Fintech firms globally raised a record $22.8 billion in the first quarter of 2021, more than double the previous quarter, according to a report from CB Insights, a data platform.
Fintechs raised $22.8 billion across 614 deals, compared to $10.8 billion across 560 deals in the last quarter of 2020. The record beats the $22.3 billion raised in the second quarter of 2018, which included Ant Financial’s historic $14 billion funding round in China.
Large rounds of over $100 million, accounting for 69 percent of total funding in the quarter, drove the boom, at a time when digital payments, investing, insurance and more has become mainstream during the COVID-19 pandemic as people stay at home.
Investing app Robinhood, payments firm Stripe, short term loan provider Klarna and Chinese financial security firm Paradigm raised the biggest rounds of the quarter- aggregating to $5.7 billion.
European fintechs raised $5.04 billion in the quarter, a 180 percent rise from $1.8 billion the previous quarter, while in the US, despite being the most mature market, it nearly doubled to $12.8 billion from $6.8 billion. Asia, the second largest market, raised $3.6 billion, compared to $1.9 billion the previous quarter.
Indian fintech also has been on a tear, with credit card payments firm Cred, payments gateway Razorpay and lender BharatPe being valued at $2 billion, $3 billion and $950 million- increases in a very short period.
Mergers, acquisitions and Initial Public Offerings by fintechs too shot up during the quarter, with 11 IPOs and 67 M&A deals, compared to 10 and 50 the previous quarter. Many of these companies also went public via Special Purpose Acquisition Companies, or SPACs- a newly popular option whereby startups can list with fewer regulatory requirements than ever before. Brokerage firms Bakkt and eToro, personal finance startup SoFi and neobank MoneyLion all went public via this route.

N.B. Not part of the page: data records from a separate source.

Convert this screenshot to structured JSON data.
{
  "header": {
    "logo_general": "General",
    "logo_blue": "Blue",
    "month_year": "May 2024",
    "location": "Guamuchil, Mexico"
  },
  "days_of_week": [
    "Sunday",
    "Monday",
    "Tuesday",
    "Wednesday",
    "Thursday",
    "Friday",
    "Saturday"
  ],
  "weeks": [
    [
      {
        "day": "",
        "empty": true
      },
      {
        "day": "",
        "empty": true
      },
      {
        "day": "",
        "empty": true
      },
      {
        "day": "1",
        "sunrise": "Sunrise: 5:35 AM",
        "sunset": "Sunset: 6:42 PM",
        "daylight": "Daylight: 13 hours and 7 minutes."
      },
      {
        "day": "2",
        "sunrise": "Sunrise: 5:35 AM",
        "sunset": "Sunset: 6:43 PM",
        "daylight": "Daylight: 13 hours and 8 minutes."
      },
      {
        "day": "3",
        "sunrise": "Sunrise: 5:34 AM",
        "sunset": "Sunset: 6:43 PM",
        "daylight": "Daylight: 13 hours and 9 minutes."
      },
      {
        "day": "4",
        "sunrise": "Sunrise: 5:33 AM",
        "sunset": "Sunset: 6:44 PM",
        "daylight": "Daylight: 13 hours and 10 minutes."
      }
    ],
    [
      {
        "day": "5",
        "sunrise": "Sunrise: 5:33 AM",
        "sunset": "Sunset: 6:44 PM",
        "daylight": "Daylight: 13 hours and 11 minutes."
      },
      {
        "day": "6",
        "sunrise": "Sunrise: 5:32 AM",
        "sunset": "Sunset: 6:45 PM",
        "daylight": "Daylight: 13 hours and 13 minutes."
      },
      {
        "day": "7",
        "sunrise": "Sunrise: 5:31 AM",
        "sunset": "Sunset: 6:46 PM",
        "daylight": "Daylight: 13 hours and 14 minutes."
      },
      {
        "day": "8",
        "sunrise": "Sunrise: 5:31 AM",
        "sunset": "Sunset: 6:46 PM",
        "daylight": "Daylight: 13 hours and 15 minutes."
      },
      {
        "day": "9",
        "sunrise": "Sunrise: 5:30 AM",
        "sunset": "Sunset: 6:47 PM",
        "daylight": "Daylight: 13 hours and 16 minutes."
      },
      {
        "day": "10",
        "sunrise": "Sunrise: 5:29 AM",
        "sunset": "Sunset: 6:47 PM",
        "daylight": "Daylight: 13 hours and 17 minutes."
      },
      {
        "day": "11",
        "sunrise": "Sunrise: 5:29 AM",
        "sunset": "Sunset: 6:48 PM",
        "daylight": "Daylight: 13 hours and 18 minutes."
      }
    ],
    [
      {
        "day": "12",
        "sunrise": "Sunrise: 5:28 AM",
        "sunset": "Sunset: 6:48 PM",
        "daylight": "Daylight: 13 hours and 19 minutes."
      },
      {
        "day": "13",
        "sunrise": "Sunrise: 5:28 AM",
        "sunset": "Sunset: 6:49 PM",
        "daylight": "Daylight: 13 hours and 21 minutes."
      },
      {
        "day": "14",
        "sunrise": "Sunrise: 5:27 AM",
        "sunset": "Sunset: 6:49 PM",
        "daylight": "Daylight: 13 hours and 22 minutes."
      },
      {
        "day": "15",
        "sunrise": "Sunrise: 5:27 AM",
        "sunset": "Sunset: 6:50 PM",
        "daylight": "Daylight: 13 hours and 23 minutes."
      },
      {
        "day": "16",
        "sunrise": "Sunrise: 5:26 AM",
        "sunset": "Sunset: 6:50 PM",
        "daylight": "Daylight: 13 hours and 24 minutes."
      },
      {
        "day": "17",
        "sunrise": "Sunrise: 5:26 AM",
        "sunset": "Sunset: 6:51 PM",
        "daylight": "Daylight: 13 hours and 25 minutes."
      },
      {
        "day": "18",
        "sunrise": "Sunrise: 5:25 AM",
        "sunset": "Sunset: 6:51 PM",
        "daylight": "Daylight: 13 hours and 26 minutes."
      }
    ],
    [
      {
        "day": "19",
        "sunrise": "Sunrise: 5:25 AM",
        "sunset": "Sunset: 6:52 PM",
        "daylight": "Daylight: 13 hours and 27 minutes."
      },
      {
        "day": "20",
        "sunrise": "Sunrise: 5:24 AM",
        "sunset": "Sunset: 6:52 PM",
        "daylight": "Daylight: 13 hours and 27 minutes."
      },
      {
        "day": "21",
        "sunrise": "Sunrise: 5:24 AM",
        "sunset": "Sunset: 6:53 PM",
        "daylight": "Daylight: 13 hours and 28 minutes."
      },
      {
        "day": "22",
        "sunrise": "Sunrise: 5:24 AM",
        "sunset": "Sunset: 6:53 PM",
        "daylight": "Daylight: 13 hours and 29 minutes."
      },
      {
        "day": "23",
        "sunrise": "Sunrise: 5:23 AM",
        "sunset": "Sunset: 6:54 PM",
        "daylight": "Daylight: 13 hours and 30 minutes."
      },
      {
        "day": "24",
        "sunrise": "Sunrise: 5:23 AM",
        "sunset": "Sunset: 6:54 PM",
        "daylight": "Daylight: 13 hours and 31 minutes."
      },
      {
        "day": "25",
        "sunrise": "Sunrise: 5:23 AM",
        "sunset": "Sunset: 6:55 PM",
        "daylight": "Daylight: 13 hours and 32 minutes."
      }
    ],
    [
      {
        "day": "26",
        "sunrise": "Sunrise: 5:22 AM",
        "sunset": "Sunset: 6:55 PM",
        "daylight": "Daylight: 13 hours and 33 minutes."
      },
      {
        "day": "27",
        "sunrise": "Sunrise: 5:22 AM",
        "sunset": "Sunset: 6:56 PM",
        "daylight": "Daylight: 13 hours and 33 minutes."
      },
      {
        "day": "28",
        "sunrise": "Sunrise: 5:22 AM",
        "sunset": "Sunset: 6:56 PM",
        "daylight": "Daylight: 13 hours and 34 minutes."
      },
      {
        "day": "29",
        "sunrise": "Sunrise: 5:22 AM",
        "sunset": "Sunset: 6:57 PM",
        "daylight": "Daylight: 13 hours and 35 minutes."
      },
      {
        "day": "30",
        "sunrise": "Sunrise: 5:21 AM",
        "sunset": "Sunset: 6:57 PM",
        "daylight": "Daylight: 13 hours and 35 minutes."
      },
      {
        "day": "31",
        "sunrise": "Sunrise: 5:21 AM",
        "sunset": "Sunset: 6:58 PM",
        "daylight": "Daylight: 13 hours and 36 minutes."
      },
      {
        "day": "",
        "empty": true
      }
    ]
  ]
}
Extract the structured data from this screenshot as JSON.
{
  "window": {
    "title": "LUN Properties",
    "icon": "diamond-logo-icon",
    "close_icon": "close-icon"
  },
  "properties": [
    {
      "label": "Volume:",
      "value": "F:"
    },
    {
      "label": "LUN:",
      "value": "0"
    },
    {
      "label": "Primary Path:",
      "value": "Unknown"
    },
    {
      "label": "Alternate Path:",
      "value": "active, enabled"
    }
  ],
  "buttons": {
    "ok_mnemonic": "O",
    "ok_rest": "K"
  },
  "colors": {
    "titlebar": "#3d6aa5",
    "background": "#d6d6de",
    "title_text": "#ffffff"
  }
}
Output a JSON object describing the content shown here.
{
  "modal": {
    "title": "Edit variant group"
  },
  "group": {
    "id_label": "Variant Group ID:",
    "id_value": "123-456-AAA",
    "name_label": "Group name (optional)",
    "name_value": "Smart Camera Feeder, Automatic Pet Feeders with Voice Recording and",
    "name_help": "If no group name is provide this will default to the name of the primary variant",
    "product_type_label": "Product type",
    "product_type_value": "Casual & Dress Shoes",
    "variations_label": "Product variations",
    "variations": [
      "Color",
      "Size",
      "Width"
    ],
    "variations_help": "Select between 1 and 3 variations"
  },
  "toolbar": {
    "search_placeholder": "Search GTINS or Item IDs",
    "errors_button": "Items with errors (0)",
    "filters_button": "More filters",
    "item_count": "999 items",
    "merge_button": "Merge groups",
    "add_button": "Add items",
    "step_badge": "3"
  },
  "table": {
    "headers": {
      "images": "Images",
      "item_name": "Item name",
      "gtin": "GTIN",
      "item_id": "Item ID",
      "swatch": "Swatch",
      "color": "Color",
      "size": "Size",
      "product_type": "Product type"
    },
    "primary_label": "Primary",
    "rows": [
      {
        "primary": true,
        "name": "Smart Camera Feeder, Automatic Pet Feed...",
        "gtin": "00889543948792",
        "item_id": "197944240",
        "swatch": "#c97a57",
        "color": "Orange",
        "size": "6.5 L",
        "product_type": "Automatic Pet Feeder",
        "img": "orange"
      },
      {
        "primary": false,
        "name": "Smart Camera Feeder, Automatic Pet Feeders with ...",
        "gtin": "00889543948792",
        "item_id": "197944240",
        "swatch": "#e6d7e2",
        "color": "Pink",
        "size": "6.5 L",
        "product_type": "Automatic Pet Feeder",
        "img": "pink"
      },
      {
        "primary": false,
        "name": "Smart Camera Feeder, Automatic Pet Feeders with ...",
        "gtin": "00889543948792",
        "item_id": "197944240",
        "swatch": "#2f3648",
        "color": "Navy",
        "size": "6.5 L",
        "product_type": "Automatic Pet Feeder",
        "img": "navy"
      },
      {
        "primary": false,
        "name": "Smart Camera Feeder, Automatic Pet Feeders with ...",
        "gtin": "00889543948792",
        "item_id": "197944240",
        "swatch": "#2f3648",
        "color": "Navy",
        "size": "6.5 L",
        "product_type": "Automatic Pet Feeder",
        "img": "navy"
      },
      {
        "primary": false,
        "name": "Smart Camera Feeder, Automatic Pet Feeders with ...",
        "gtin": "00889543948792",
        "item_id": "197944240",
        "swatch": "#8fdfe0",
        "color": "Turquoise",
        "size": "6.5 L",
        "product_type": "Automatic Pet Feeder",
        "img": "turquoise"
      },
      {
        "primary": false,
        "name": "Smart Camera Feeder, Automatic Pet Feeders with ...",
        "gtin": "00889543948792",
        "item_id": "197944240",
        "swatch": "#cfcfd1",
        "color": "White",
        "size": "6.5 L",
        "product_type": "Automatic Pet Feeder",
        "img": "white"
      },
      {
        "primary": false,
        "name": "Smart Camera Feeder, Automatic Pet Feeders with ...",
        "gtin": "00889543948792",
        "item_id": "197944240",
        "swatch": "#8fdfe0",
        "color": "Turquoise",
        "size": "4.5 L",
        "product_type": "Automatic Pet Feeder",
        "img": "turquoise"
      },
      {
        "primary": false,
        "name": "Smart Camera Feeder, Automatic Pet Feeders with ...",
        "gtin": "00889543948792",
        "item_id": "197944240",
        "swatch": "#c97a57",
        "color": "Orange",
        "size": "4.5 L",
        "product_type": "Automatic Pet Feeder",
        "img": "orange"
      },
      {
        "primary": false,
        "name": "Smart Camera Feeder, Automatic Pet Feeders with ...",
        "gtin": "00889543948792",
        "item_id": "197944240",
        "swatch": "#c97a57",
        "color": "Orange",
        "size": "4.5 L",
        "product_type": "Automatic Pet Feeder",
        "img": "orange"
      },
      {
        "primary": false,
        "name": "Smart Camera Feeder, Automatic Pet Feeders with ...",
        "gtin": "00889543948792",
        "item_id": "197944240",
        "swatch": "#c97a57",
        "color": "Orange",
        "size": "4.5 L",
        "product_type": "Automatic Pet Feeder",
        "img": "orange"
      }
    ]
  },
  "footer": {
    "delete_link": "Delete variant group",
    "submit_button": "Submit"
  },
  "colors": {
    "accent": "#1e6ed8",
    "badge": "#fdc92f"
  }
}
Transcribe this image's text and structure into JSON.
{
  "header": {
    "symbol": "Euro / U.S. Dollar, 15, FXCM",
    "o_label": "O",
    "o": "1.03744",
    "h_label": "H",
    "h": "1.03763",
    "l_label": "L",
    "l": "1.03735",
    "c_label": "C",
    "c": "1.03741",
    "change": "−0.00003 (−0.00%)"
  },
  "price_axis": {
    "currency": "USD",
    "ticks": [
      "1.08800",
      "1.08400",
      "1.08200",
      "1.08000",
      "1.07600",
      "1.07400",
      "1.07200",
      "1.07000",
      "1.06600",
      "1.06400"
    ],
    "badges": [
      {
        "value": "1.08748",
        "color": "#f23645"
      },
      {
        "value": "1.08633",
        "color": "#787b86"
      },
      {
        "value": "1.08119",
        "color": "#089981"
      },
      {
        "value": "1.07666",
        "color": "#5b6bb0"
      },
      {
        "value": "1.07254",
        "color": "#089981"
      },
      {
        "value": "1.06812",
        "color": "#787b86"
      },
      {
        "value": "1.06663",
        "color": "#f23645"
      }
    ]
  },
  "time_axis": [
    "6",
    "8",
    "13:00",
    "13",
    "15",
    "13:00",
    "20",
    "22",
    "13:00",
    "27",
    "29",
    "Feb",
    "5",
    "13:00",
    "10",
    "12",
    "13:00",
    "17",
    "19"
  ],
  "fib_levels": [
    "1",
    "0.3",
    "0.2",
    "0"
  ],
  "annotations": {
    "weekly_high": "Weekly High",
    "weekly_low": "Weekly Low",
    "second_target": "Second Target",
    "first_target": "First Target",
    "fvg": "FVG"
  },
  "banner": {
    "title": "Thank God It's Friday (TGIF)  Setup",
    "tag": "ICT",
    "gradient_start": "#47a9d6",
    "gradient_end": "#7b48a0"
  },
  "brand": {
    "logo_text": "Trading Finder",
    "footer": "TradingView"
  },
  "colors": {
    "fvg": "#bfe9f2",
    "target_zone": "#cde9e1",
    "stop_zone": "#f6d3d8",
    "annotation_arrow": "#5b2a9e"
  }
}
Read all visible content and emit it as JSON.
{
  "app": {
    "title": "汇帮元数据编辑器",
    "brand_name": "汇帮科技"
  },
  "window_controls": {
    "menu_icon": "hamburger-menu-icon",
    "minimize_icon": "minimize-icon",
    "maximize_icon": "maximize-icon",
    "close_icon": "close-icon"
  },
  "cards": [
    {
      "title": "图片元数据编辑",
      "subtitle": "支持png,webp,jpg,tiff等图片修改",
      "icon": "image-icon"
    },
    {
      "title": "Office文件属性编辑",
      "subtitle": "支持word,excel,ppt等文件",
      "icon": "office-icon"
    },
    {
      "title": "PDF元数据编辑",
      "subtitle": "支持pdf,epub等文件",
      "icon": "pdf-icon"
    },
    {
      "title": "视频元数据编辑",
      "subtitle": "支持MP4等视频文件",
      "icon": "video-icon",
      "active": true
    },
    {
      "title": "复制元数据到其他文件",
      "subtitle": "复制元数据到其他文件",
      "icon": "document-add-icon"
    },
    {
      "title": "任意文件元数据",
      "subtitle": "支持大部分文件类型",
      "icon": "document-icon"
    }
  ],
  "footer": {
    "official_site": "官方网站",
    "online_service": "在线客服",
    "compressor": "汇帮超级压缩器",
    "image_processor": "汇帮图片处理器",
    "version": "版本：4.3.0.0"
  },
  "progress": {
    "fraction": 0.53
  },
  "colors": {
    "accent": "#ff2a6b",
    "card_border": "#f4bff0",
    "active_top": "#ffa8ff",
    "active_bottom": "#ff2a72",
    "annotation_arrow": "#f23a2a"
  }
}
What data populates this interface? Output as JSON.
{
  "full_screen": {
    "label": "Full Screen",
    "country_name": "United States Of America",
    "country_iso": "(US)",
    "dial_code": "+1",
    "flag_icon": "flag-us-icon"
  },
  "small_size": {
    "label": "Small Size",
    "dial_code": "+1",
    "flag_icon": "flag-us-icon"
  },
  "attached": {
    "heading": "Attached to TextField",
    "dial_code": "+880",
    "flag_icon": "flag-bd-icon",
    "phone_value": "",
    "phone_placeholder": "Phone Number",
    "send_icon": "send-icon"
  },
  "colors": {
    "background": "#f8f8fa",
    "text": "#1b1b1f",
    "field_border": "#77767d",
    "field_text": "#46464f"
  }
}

However, fintech IPOs have broadly lagged the S&P 500 benchmark index, underperforming relative to other technology sectors and the stock market as a whole, the report said.Among sub-sectors of fintech, payments, digital lending, small and medium businesses and wealth management grew the fastest in terms of funding they received, while banking, capital markets and insurance saw investments slow down compared to the previous quarter.